(AIM OF THE TASK)
Each record, in full, must be restated word for word.

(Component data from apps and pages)
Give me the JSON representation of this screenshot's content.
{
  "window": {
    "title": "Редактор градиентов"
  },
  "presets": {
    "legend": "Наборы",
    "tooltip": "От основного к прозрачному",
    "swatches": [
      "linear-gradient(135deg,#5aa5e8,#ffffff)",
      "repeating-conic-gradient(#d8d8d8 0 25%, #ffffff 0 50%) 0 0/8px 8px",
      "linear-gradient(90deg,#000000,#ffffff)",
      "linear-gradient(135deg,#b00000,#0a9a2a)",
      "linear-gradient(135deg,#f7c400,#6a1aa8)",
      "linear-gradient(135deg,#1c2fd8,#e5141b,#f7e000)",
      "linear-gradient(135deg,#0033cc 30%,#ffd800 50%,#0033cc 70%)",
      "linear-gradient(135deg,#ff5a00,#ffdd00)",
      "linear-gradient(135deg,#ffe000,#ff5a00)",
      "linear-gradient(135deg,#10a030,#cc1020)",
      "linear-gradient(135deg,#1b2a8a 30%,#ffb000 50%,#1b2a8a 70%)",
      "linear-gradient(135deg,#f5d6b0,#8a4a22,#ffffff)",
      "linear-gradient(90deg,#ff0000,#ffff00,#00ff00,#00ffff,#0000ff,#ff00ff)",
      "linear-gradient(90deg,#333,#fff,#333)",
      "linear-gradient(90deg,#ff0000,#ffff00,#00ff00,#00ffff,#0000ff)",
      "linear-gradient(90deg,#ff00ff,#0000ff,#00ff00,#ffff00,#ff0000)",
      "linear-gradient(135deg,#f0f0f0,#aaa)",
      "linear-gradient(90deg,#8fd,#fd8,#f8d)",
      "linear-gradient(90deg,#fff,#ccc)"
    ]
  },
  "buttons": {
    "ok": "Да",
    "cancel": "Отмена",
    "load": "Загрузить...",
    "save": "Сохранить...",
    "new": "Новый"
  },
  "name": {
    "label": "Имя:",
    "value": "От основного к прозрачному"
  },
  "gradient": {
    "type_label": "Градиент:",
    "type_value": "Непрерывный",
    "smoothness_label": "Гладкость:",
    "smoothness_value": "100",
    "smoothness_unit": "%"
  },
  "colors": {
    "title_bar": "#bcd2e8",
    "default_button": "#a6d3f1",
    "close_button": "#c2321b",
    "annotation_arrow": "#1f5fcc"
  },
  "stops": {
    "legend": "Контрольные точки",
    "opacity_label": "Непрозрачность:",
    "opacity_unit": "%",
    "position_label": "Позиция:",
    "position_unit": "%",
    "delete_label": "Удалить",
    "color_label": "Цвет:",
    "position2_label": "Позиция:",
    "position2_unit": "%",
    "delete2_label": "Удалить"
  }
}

(OUTPUT FOR THIS EXERCISE)
Give me the JSON representation of this screenshot's content.
{
  "window": {
    "title": "Редактор градиентов"
  },
  "presets": {
    "legend": "Наборы",
    "tooltip": "От основного к прозрачному",
    "swatches": [
      "linear-gradient(135deg,#5aa5e8,#ffffff)",
      "repeating-conic-gradient(#d8d8d8 0 25%, #ffffff 0 50%) 0 0/8px 8px",
      "linear-gradient(90deg,#000000,#ffffff)",
      "linear-gradient(135deg,#b00000,#0a9a2a)",
      "linear-gradient(135deg,#f7c400,#6a1aa8)",
      "linear-gradient(135deg,#1c2fd8,#e5141b,#f7e000)",
      "linear-gradient(135deg,#0033cc 30%,#ffd800 50%,#0033cc 70%)",
      "linear-gradient(135deg,#ff5a00,#ffdd00)",
      "linear-gradient(135deg,#ffe000,#ff5a00)",
      "linear-gradient(135deg,#10a030,#cc1020)",
      "linear-gradient(135deg,#1b2a8a 30%,#ffb000 50%,#1b2a8a 70%)",
      "linear-gradient(135deg,#f5d6b0,#8a4a22,#ffffff)",
      "linear-gradient(90deg,#ff0000,#ffff00,#00ff00,#00ffff,#0000ff,#ff00ff)",
      "linear-gradient(90deg,#333,#fff,#333)",
      "linear-gradient(90deg,#ff0000,#ffff00,#00ff00,#00ffff,#0000ff)",
      "linear-gradient(90deg,#ff00ff,#0000ff,#00ff00,#ffff00,#ff0000)",
      "linear-gradient(135deg,#f0f0f0,#aaa)",
      "linear-gradient(90deg,#8fd,#fd8,#f8d)",
      "linear-gradient(90deg,#fff,#ccc)"
    ]
  },
  "buttons": {
    "ok": "Да",
    "cancel": "Отмена",
    "load": "Загрузить...",
    "save": "Сохранить...",
    "new": "Новый"
  },
  "name": {
    "label": "Имя:",
    "value": "От основного к прозрачному"
  },
  "gradient": {
    "type_label": "Градиент:",
    "type_value": "Непрерывный",
    "smoothness_label": "Гладкость:",
    "smoothness_value": "100",
    "smoothness_unit": "%"
  },
  "colors": {
    "title_bar": "#bcd2e8",
    "default_button": "#a6d3f1",
    "close_button": "#c2321b",
    "annotation_arrow": "#1f5fcc"
  },
  "stops": {
    "legend": "Контрольные точки",
    "opacity_label": "Непрозрачность:",
    "opacity_unit": "%",
    "position_label": "Позиция:",
    "position_unit": "%",
    "delete_label": "Удалить",
    "color_label": "Цвет:",
    "position2_label": "Позиция:",
    "position2_unit": "%",
    "delete2_label": "Удалить"
  }
}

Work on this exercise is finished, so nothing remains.